— DATA —
^^^^^^^^^^^^^^^^

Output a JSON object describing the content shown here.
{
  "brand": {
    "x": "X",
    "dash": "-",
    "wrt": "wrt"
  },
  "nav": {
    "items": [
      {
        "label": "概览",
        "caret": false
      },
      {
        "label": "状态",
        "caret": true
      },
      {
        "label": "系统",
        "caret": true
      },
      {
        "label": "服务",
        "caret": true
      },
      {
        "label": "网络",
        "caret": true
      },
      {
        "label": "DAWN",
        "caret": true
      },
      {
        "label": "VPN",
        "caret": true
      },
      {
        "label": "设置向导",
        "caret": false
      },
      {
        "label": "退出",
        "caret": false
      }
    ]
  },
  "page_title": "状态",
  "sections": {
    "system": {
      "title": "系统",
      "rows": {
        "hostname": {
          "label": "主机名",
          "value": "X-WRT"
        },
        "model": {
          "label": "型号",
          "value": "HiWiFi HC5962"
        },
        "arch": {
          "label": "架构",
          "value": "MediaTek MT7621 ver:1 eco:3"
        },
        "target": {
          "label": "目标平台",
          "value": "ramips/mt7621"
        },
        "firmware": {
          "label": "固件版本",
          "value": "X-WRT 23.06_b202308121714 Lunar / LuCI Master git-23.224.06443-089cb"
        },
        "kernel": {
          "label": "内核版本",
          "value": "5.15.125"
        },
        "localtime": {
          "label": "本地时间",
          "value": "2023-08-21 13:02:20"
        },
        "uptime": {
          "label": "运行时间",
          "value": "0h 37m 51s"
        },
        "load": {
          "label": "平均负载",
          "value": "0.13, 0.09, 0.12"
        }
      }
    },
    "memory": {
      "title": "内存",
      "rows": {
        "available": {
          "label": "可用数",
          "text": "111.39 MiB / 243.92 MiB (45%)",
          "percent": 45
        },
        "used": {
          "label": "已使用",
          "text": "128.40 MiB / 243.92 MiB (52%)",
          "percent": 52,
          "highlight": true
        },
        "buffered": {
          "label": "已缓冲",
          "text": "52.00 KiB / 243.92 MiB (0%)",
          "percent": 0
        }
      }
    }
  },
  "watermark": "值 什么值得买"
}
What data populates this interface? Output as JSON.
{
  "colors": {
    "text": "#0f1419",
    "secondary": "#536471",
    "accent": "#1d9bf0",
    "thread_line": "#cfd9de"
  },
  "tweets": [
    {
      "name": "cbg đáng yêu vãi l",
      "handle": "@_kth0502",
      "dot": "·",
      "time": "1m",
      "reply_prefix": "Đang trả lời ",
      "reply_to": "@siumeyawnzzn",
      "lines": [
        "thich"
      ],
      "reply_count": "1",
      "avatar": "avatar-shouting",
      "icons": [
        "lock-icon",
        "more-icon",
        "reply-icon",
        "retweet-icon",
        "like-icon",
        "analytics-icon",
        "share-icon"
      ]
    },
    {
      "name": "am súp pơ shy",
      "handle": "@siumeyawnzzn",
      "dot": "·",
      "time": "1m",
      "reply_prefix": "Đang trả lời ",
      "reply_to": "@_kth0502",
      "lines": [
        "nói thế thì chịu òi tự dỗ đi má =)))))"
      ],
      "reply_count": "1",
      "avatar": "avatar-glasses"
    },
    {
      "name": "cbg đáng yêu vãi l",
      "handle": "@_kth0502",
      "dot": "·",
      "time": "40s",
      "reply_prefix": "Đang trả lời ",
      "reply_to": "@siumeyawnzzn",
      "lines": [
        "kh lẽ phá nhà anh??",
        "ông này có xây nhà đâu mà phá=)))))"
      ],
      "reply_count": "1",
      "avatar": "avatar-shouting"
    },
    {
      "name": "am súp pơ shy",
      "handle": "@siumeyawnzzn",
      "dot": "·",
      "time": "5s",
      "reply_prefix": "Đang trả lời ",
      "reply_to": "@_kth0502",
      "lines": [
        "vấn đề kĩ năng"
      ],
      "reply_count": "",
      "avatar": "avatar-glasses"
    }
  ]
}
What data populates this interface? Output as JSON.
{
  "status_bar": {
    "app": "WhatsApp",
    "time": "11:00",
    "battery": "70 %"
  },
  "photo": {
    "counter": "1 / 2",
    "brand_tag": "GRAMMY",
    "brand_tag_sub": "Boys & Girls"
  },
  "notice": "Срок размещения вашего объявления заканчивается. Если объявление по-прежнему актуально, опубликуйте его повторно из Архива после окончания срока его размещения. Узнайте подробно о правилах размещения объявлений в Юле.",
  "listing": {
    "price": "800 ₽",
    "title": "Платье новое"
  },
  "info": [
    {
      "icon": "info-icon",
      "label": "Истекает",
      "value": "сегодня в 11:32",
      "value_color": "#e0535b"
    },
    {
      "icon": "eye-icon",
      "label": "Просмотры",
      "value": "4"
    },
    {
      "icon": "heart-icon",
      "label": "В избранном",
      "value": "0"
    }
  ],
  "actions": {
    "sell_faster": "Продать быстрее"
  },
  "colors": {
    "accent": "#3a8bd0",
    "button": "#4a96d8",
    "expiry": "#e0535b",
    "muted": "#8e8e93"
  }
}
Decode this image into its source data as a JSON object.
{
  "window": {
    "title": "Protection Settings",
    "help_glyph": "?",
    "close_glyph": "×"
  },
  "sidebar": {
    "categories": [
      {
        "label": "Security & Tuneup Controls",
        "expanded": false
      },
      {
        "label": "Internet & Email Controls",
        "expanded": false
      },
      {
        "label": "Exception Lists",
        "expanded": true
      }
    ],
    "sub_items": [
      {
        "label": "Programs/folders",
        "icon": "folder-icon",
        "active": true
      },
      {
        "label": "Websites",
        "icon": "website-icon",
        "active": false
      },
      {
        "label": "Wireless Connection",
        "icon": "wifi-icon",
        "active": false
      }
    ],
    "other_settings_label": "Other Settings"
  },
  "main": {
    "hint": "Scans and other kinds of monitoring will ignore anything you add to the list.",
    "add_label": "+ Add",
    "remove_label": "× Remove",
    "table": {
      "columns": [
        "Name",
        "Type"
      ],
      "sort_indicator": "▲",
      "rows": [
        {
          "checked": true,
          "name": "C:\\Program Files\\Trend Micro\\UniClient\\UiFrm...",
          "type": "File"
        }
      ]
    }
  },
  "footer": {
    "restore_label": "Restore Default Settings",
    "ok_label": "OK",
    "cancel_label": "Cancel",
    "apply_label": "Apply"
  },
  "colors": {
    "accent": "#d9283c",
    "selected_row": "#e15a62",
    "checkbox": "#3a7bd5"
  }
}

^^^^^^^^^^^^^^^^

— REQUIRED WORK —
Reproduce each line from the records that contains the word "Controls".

— RESPONSE —
        "label": "Security & Tuneup Controls",
        "label": "Internet & Email Controls",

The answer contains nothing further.